* [Your objective] For this exercise, copy the records below exactly and exclude every image.

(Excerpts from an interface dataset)

--- START ---

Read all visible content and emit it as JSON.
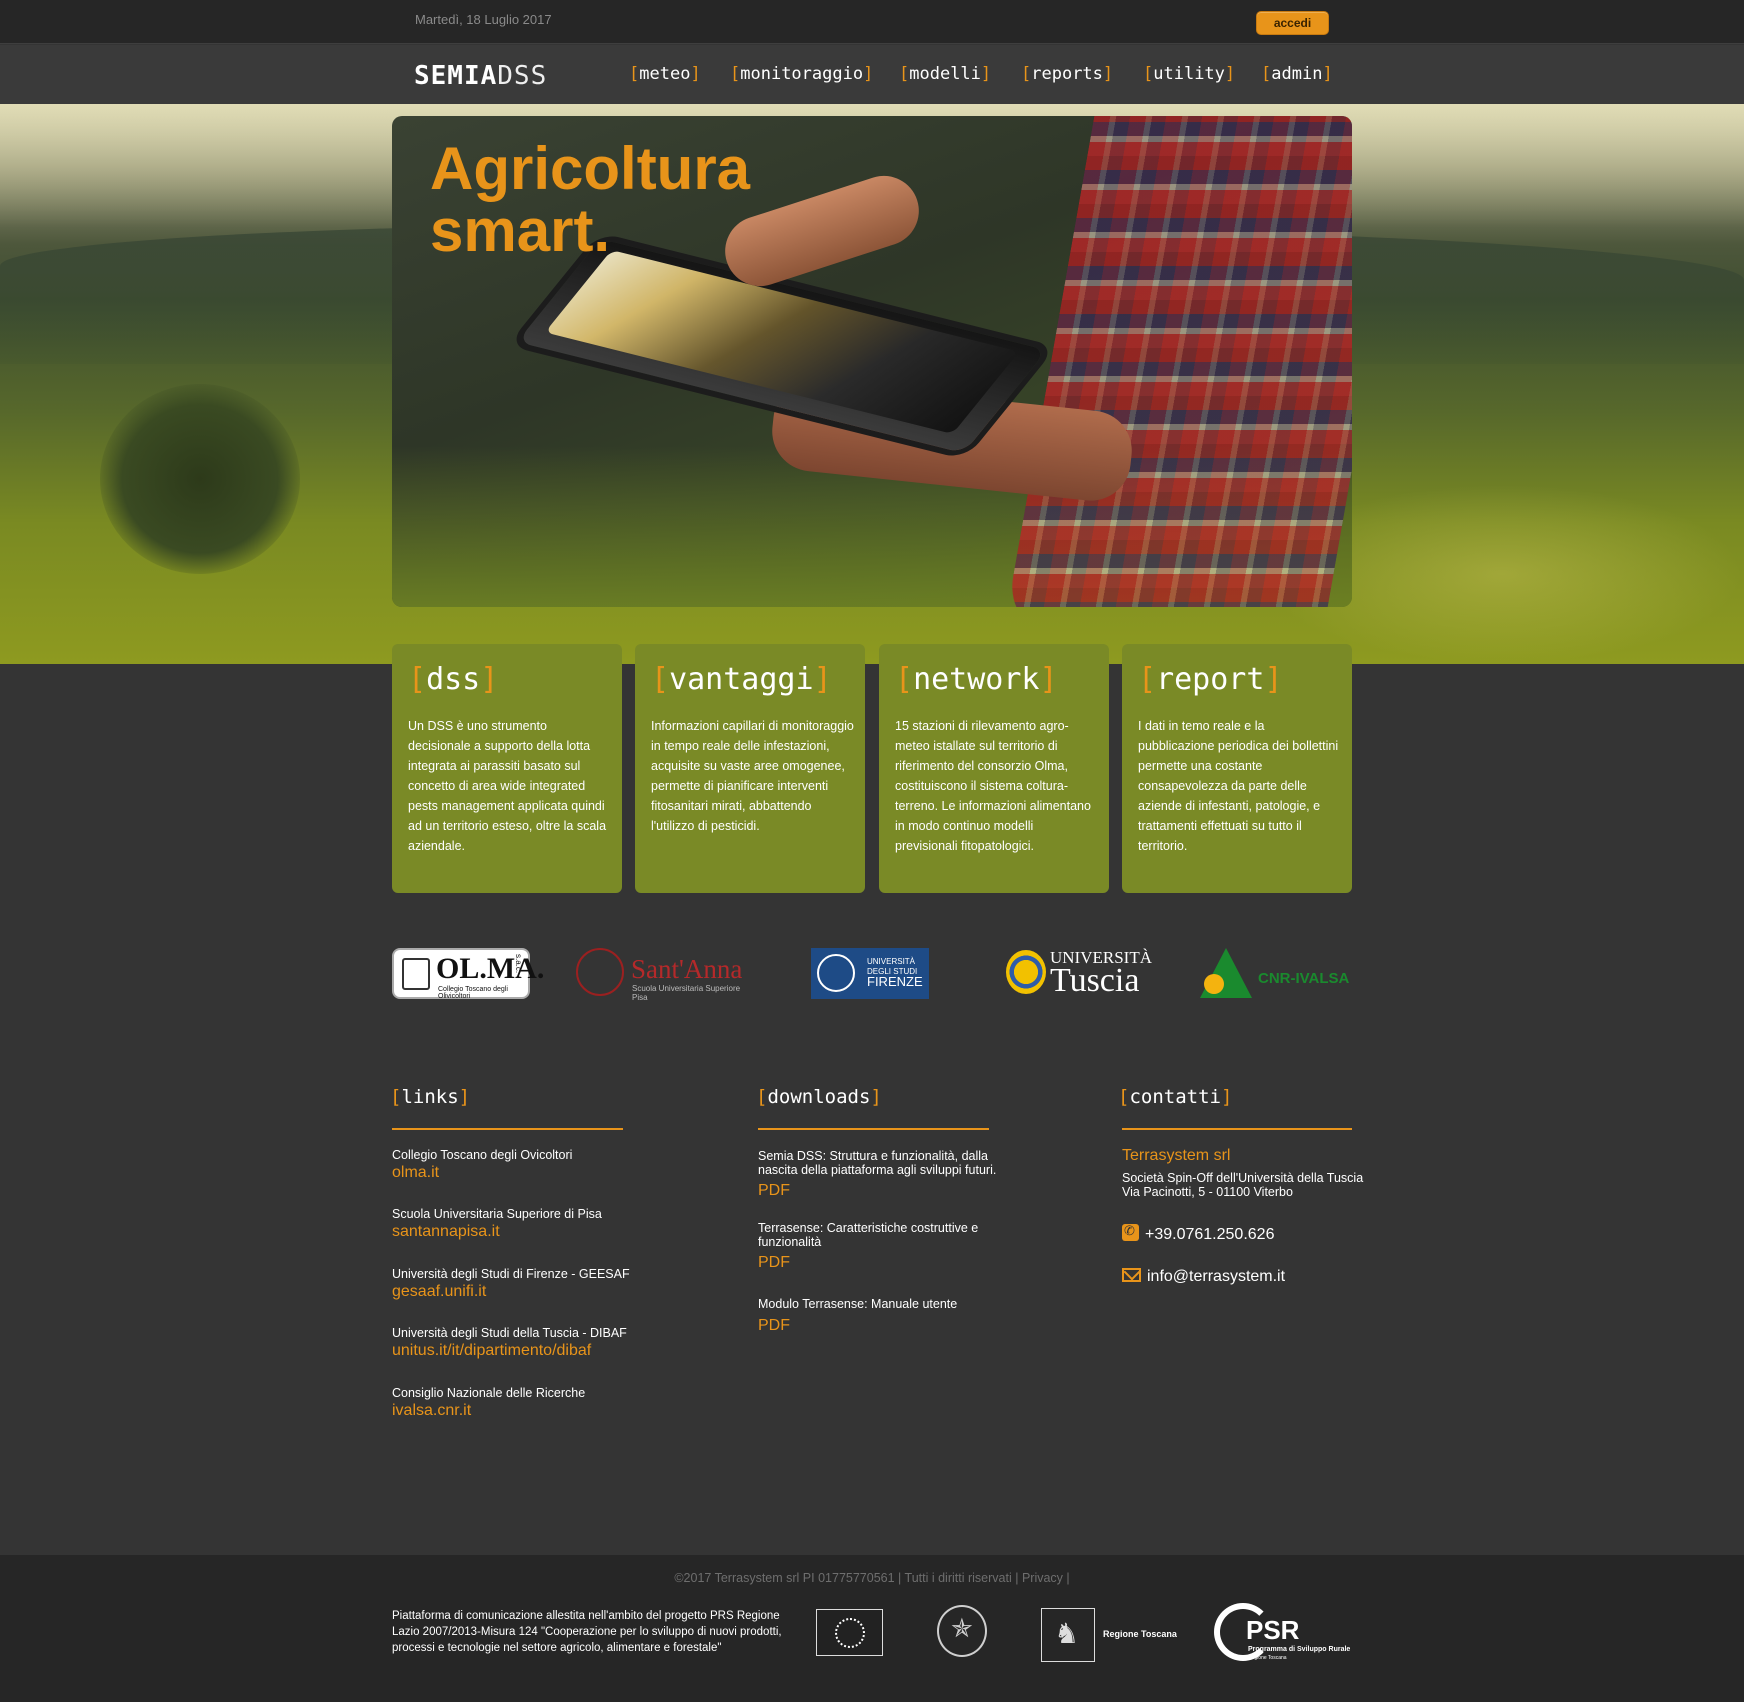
{
  "topbar": {
    "date": "Martedì, 18 Luglio 2017",
    "login_label": "accedi"
  },
  "brand": {
    "bold": "SEMIA",
    "light": "DSS"
  },
  "nav": [
    "meteo",
    "monitoraggio",
    "modelli",
    "reports",
    "utility",
    "admin"
  ],
  "hero": {
    "line1": "Agricoltura",
    "line2": "smart."
  },
  "cards": [
    {
      "title": "dss",
      "text": "Un DSS è uno strumento decisionale a supporto della lotta integrata ai parassiti basato sul concetto di area wide integrated pests management applicata quindi ad un territorio esteso, oltre la scala aziendale."
    },
    {
      "title": "vantaggi",
      "text": "Informazioni capillari di monitoraggio in tempo reale delle infestazioni, acquisite su vaste aree omogenee, permette di pianificare interventi fitosanitari mirati, abbattendo l'utilizzo di pesticidi."
    },
    {
      "title": "network",
      "text": "15 stazioni di rilevamento agro-meteo istallate sul territorio di riferimento del consorzio Olma, costituiscono il sistema coltura-terreno. Le informazioni alimentano in modo continuo modelli previsionali fitopatologici."
    },
    {
      "title": "report",
      "text": "I dati in temo reale e la pubblicazione periodica dei bollettini permette una costante consapevolezza da parte delle aziende di infestanti, patologie, e trattamenti effettuati su tutto il territorio."
    }
  ],
  "partners": {
    "olma": {
      "name": "OL.MA.",
      "suffix": "s.a.c.",
      "subtitle": "Collegio Toscano degli Olivicoltori"
    },
    "santanna": {
      "name": "Sant'Anna",
      "subtitle": "Scuola Universitaria Superiore Pisa"
    },
    "firenze": {
      "line1": "UNIVERSITÀ",
      "line2": "DEGLI STUDI",
      "line3": "FIRENZE"
    },
    "tuscia": {
      "line1": "UNIVERSITÀ",
      "line2": "Tuscia"
    },
    "cnr": {
      "name": "CNR-IVALSA"
    }
  },
  "footer": {
    "links_title": "links",
    "links": [
      {
        "label": "Collegio Toscano degli Ovicoltori",
        "url": "olma.it"
      },
      {
        "label": "Scuola Universitaria Superiore di Pisa",
        "url": "santannapisa.it"
      },
      {
        "label": "Università degli Studi di  Firenze - GEESAF",
        "url": "gesaaf.unifi.it"
      },
      {
        "label": "Università degli Studi della Tuscia - DIBAF",
        "url": "unitus.it/it/dipartimento/dibaf"
      },
      {
        "label": "Consiglio Nazionale delle Ricerche",
        "url": "ivalsa.cnr.it"
      }
    ],
    "downloads_title": "downloads",
    "downloads": [
      {
        "label": "Semia DSS: Struttura e funzionalità, dalla nascita della piattaforma agli sviluppi futuri.",
        "link": "PDF"
      },
      {
        "label": "Terrasense: Caratteristiche costruttive e funzionalità",
        "link": "PDF"
      },
      {
        "label": "Modulo Terrasense: Manuale utente",
        "link": "PDF"
      }
    ],
    "contacts_title": "contatti",
    "contacts": {
      "company": "Terrasystem srl",
      "line1": "Società Spin-Off dell'Università della Tuscia",
      "line2": "Via Pacinotti, 5 - 01100 Viterbo",
      "phone": "+39.0761.250.626",
      "email": "info@terrasystem.it"
    }
  },
  "bottom": {
    "copyright": "©2017 Terrasystem srl PI 01775770561 | Tutti i diritti riservati |",
    "privacy": "Privacy",
    "sep": "|",
    "disclaimer": "Piattaforma di comunicazione allestita nell'ambito del progetto PRS Regione Lazio 2007/2013-Misura 124 \"Cooperazione per lo sviluppo di nuovi prodotti, processi e tecnologie nel settore agricolo, alimentare e forestale\"",
    "toscana": "Regione Toscana",
    "psr": "PSR",
    "psr_sub": "Programma di Sviluppo Rurale",
    "psr_sub2": "Regione Toscana"
  },
  "colors": {
    "accent": "#e8941a",
    "card_bg": "#7a8a26",
    "page_bg": "#343434"
  }
}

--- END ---

* [Solution to this task]
Read all visible content and emit it as JSON.
{
  "topbar": {
    "date": "Martedì, 18 Luglio 2017",
    "login_label": "accedi"
  },
  "brand": {
    "bold": "SEMIA",
    "light": "DSS"
  },
  "nav": [
    "meteo",
    "monitoraggio",
    "modelli",
    "reports",
    "utility",
    "admin"
  ],
  "hero": {
    "line1": "Agricoltura",
    "line2": "smart."
  },
  "cards": [
    {
      "title": "dss",
      "text": "Un DSS è uno strumento decisionale a supporto della lotta integrata ai parassiti basato sul concetto di area wide integrated pests management applicata quindi ad un territorio esteso, oltre la scala aziendale."
    },
    {
      "title": "vantaggi",
      "text": "Informazioni capillari di monitoraggio in tempo reale delle infestazioni, acquisite su vaste aree omogenee, permette di pianificare interventi fitosanitari mirati, abbattendo l'utilizzo di pesticidi."
    },
    {
      "title": "network",
      "text": "15 stazioni di rilevamento agro-meteo istallate sul territorio di riferimento del consorzio Olma, costituiscono il sistema coltura-terreno. Le informazioni alimentano in modo continuo modelli previsionali fitopatologici."
    },
    {
      "title": "report",
      "text": "I dati in temo reale e la pubblicazione periodica dei bollettini permette una costante consapevolezza da parte delle aziende di infestanti, patologie, e trattamenti effettuati su tutto il territorio."
    }
  ],
  "partners": {
    "olma": {
      "name": "OL.MA.",
      "suffix": "s.a.c.",
      "subtitle": "Collegio Toscano degli Olivicoltori"
    },
    "santanna": {
      "name": "Sant'Anna",
      "subtitle": "Scuola Universitaria Superiore Pisa"
    },
    "firenze": {
      "line1": "UNIVERSITÀ",
      "line2": "DEGLI STUDI",
      "line3": "FIRENZE"
    },
    "tuscia": {
      "line1": "UNIVERSITÀ",
      "line2": "Tuscia"
    },
    "cnr": {
      "name": "CNR-IVALSA"
    }
  },
  "footer": {
    "links_title": "links",
    "links": [
      {
        "label": "Collegio Toscano degli Ovicoltori",
        "url": "olma.it"
      },
      {
        "label": "Scuola Universitaria Superiore di Pisa",
        "url": "santannapisa.it"
      },
      {
        "label": "Università degli Studi di  Firenze - GEESAF",
        "url": "gesaaf.unifi.it"
      },
      {
        "label": "Università degli Studi della Tuscia - DIBAF",
        "url": "unitus.it/it/dipartimento/dibaf"
      },
      {
        "label": "Consiglio Nazionale delle Ricerche",
        "url": "ivalsa.cnr.it"
      }
    ],
    "downloads_title": "downloads",
    "downloads": [
      {
        "label": "Semia DSS: Struttura e funzionalità, dalla nascita della piattaforma agli sviluppi futuri.",
        "link": "PDF"
      },
      {
        "label": "Terrasense: Caratteristiche costruttive e funzionalità",
        "link": "PDF"
      },
      {
        "label": "Modulo Terrasense: Manuale utente",
        "link": "PDF"
      }
    ],
    "contacts_title": "contatti",
    "contacts": {
      "company": "Terrasystem srl",
      "line1": "Società Spin-Off dell'Università della Tuscia",
      "line2": "Via Pacinotti, 5 - 01100 Viterbo",
      "phone": "+39.0761.250.626",
      "email": "info@terrasystem.it"
    }
  },
  "bottom": {
    "copyright": "©2017 Terrasystem srl PI 01775770561 | Tutti i diritti riservati |",
    "privacy": "Privacy",
    "sep": "|",
    "disclaimer": "Piattaforma di comunicazione allestita nell'ambito del progetto PRS Regione Lazio 2007/2013-Misura 124 \"Cooperazione per lo sviluppo di nuovi prodotti, processi e tecnologie nel settore agricolo, alimentare e forestale\"",
    "toscana": "Regione Toscana",
    "psr": "PSR",
    "psr_sub": "Programma di Sviluppo Rurale",
    "psr_sub2": "Regione Toscana"
  },
  "colors": {
    "accent": "#e8941a",
    "card_bg": "#7a8a26",
    "page_bg": "#343434"
  }
}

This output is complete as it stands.